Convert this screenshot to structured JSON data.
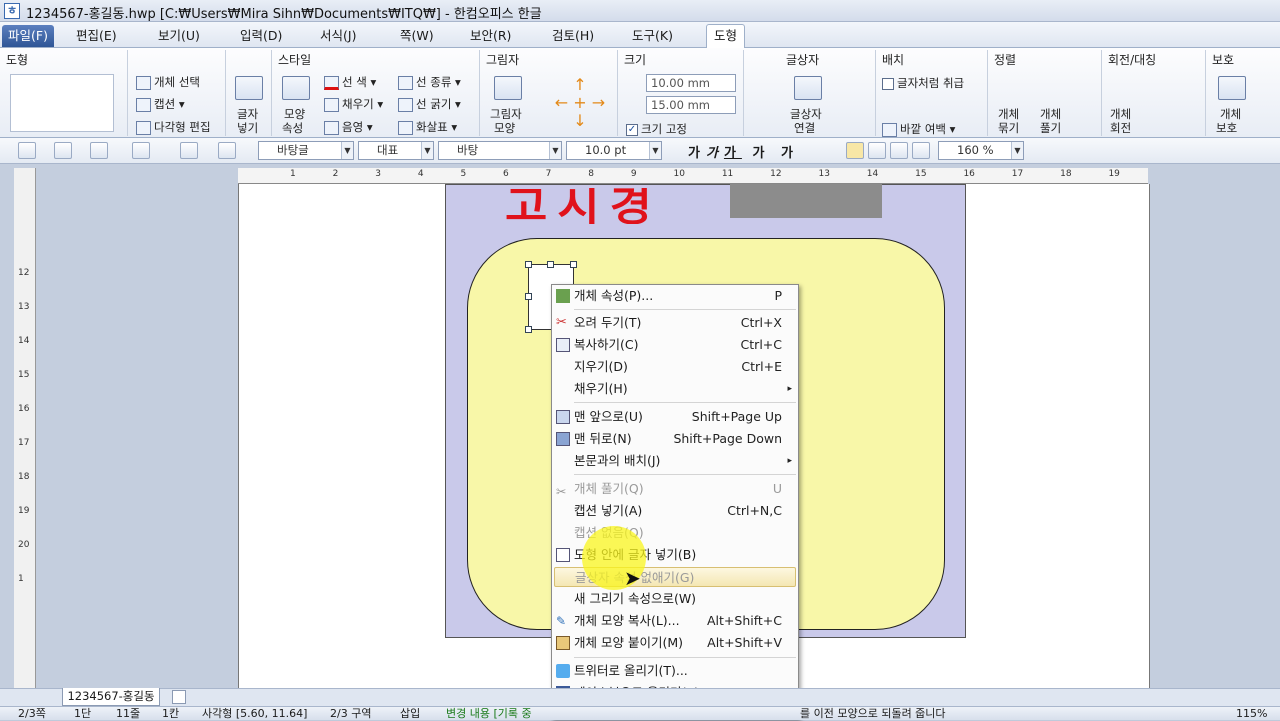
{
  "window": {
    "title": "1234567-홍길동.hwp [C:₩Users₩Mira Sihn₩Documents₩ITQ₩] - 한컴오피스 한글",
    "icon": "hwp-doc-icon"
  },
  "menubar": {
    "items": [
      "파일(F)",
      "편집(E)",
      "보기(U)",
      "입력(D)",
      "서식(J)",
      "쪽(W)",
      "보안(R)",
      "검토(H)",
      "도구(K)"
    ],
    "active_tab": "도형"
  },
  "ribbon": {
    "shape": {
      "title": "도형",
      "select": "개체 선택",
      "caption": "캡션",
      "polygon_edit": "다각형 편집"
    },
    "text_insert": {
      "label1": "글자",
      "label2": "넣기"
    },
    "style": {
      "title": "스타일",
      "props1": "모양",
      "props2": "속성",
      "line_color": "선 색",
      "fill": "채우기",
      "shade": "음영",
      "line_type": "선 종류",
      "line_width": "선 굵기",
      "arrow": "화살표"
    },
    "shadow": {
      "title": "그림자",
      "label1": "그림자",
      "label2": "모양"
    },
    "size": {
      "title": "크기",
      "width": "10.00",
      "height": "15.00",
      "unit": "mm",
      "fix": "크기 고정",
      "fix_checked": true
    },
    "textbox": {
      "title": "글상자",
      "link1": "글상자",
      "link2": "연결"
    },
    "arrange": {
      "title": "배치",
      "as_char": "글자처럼 취급",
      "margin": "바깥 여백"
    },
    "align": {
      "title": "정렬",
      "group1": "개체",
      "group2": "묶기",
      "ungroup1": "개체",
      "ungroup2": "풀기"
    },
    "rotate": {
      "title": "회전/대칭",
      "rot1": "개체",
      "rot2": "회전"
    },
    "protect": {
      "title": "보호",
      "p1": "개체",
      "p2": "보호"
    }
  },
  "format": {
    "style": "바탕글",
    "lang": "대표",
    "font": "바탕",
    "size": "10.0",
    "size_unit": "pt",
    "bold": "가",
    "italic": "가",
    "underline": "가",
    "strike": "가",
    "color": "가",
    "line_spacing": "160",
    "spacing_unit": "%"
  },
  "ruler": {
    "ticks": [
      "1",
      "2",
      "3",
      "4",
      "5",
      "6",
      "7",
      "8",
      "9",
      "10",
      "11",
      "12",
      "13",
      "14",
      "15",
      "16",
      "17",
      "18",
      "19"
    ],
    "vticks": [
      "1",
      "12",
      "13",
      "14",
      "15",
      "16",
      "17",
      "18",
      "19",
      "20"
    ]
  },
  "document": {
    "red_text": "고시경",
    "colors": {
      "lavender": "#c9c9ea",
      "yellow": "#f8f7a8",
      "red": "#e0121b"
    }
  },
  "context_menu": {
    "items": [
      {
        "label": "개체 속성(P)...",
        "shortcut": "P",
        "icon": "object-props-icon"
      },
      {
        "label": "오려 두기(T)",
        "shortcut": "Ctrl+X",
        "icon": "scissors-icon"
      },
      {
        "label": "복사하기(C)",
        "shortcut": "Ctrl+C",
        "icon": "copy-icon"
      },
      {
        "label": "지우기(D)",
        "shortcut": "Ctrl+E"
      },
      {
        "label": "채우기(H)",
        "shortcut": "▸"
      },
      {
        "label": "맨 앞으로(U)",
        "shortcut": "Shift+Page Up",
        "icon": "bring-front-icon"
      },
      {
        "label": "맨 뒤로(N)",
        "shortcut": "Shift+Page Down",
        "icon": "send-back-icon"
      },
      {
        "label": "본문과의 배치(J)",
        "shortcut": "▸"
      },
      {
        "label": "개체 풀기(Q)",
        "shortcut": "U",
        "icon": "ungroup-icon",
        "disabled": true
      },
      {
        "label": "캡션 넣기(A)",
        "shortcut": "Ctrl+N,C"
      },
      {
        "label": "캡션 없음(Q)",
        "shortcut": "",
        "disabled": true
      },
      {
        "label": "도형 안에 글자 넣기(B)",
        "shortcut": "",
        "icon": "text-in-shape-icon"
      },
      {
        "label": "글상자 속성 없애기(G)",
        "shortcut": "",
        "disabled": true,
        "hover": true
      },
      {
        "label": "새 그리기 속성으로(W)",
        "shortcut": ""
      },
      {
        "label": "개체 모양 복사(L)...",
        "shortcut": "Alt+Shift+C",
        "icon": "brush-icon"
      },
      {
        "label": "개체 모양 붙이기(M)",
        "shortcut": "Alt+Shift+V",
        "icon": "paste-icon"
      },
      {
        "label": "트위터로 올리기(T)...",
        "shortcut": "",
        "icon": "twitter-icon"
      },
      {
        "label": "페이스북으로 올리기(E)",
        "shortcut": "",
        "icon": "facebook-icon"
      }
    ]
  },
  "tabs": {
    "doc": "1234567-홍길동"
  },
  "status": {
    "page": "2/3쪽",
    "section": "1단",
    "line": "11줄",
    "col": "1칸",
    "shape": "사각형 [5.60, 11.64]",
    "region": "2/3 구역",
    "mode": "삽입",
    "changes": "변경 내용 [기록 중",
    "hint": "를 이전 모양으로 되돌려 줍니다",
    "zoom": "115%"
  }
}
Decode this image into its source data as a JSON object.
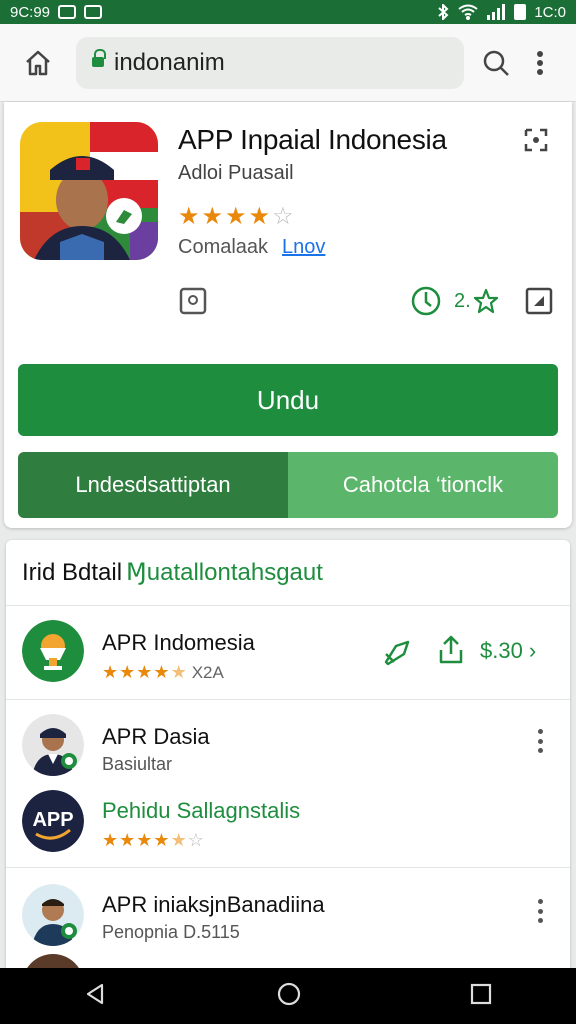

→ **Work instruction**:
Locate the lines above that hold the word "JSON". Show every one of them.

→ **Response to the exercise**:
Convert this screenshot to structured JSON data.
Decode this image into its source data as a JSON object.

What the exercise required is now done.